Work instruction:
Look through the entries below and count the lines that contain "title". Reply with that number only.

Items from an interface collection:
┌──

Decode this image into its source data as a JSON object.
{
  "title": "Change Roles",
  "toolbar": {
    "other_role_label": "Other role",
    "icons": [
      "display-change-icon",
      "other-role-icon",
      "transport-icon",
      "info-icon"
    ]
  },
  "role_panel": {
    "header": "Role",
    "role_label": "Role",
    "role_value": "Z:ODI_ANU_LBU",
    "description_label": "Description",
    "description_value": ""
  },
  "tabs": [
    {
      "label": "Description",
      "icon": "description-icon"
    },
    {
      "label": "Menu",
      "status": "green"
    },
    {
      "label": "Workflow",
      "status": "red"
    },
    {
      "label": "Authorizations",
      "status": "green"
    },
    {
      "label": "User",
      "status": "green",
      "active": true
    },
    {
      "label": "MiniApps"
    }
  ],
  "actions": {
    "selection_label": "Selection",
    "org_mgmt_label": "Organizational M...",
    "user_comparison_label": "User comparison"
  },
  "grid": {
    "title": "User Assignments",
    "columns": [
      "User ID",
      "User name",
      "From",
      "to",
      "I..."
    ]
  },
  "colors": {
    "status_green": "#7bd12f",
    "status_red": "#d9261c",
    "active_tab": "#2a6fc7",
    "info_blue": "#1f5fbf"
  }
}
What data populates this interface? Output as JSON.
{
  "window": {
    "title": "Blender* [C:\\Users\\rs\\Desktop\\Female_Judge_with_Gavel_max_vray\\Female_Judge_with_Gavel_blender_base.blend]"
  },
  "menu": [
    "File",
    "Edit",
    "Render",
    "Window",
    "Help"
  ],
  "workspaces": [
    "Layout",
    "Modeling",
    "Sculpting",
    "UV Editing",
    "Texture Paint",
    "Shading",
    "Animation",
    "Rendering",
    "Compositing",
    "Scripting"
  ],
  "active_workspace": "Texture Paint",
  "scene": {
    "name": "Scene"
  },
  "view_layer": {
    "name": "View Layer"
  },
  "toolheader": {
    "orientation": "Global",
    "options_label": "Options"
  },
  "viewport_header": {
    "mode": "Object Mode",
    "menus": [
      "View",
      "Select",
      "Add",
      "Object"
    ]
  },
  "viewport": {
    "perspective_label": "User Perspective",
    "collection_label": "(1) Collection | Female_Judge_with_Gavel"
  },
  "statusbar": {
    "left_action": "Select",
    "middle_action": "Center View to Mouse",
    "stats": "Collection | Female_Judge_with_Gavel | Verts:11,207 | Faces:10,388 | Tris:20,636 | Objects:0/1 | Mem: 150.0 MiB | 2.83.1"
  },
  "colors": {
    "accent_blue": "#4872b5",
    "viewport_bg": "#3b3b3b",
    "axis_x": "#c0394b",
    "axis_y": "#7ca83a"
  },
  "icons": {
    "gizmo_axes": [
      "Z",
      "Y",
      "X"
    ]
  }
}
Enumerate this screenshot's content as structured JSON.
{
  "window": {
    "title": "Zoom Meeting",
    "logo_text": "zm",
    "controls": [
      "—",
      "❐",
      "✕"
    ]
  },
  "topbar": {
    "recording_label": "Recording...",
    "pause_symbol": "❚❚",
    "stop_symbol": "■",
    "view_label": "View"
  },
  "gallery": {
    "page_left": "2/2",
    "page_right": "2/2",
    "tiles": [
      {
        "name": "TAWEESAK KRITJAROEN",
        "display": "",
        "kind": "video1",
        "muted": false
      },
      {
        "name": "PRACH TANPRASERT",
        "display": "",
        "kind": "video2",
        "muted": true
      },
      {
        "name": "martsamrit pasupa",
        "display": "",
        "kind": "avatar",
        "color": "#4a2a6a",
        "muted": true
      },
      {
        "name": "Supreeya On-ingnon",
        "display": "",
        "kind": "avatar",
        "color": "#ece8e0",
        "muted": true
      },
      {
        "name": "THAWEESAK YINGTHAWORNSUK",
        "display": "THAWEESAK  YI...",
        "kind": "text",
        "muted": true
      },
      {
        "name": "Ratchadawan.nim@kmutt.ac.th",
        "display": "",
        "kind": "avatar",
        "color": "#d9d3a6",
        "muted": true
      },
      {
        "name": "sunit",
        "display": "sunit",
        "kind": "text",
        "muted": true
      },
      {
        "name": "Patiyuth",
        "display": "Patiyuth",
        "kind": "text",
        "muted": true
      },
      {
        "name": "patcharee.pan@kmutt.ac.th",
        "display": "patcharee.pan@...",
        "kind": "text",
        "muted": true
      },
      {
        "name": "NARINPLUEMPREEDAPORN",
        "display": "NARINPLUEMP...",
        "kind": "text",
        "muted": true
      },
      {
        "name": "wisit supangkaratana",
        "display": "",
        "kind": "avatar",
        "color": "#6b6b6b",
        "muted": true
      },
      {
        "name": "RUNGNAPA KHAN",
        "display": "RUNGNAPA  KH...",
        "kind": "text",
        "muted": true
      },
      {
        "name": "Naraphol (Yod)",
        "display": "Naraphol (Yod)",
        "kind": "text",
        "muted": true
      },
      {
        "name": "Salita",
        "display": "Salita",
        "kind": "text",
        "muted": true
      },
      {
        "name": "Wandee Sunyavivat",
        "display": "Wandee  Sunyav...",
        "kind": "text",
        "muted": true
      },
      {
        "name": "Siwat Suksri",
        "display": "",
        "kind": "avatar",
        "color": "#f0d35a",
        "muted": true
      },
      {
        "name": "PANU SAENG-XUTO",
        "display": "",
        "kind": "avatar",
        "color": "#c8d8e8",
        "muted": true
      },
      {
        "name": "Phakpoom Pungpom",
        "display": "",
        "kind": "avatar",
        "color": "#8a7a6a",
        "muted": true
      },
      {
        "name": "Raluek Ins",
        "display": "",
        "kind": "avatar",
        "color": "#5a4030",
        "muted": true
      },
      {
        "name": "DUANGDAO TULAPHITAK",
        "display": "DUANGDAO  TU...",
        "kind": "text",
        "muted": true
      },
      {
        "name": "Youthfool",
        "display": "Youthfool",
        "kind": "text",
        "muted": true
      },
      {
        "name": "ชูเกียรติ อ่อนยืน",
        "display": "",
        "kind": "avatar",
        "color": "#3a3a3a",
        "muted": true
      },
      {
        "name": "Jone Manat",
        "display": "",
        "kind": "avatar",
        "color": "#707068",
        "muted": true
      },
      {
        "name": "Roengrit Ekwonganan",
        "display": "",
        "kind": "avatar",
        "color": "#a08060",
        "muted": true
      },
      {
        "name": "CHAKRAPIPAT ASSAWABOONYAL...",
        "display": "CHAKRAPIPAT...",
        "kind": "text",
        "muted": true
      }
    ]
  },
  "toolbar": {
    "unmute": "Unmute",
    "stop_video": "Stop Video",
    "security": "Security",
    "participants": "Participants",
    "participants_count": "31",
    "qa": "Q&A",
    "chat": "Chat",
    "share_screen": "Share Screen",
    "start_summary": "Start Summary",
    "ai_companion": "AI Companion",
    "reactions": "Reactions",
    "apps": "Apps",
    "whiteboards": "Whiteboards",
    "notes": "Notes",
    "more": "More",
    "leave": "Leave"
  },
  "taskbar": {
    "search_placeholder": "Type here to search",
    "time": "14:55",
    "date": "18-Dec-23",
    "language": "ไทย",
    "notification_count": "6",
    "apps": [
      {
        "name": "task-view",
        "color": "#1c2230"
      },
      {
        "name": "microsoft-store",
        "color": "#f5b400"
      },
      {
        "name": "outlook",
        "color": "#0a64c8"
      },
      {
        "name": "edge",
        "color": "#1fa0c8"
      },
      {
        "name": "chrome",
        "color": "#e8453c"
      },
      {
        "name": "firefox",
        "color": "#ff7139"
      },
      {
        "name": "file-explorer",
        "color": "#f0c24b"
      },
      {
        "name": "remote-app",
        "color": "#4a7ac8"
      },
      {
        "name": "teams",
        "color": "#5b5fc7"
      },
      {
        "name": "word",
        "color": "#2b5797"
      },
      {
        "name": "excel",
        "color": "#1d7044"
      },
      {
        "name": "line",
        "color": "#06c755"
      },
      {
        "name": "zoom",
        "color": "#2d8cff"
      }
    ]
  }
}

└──

Exercise answer:
4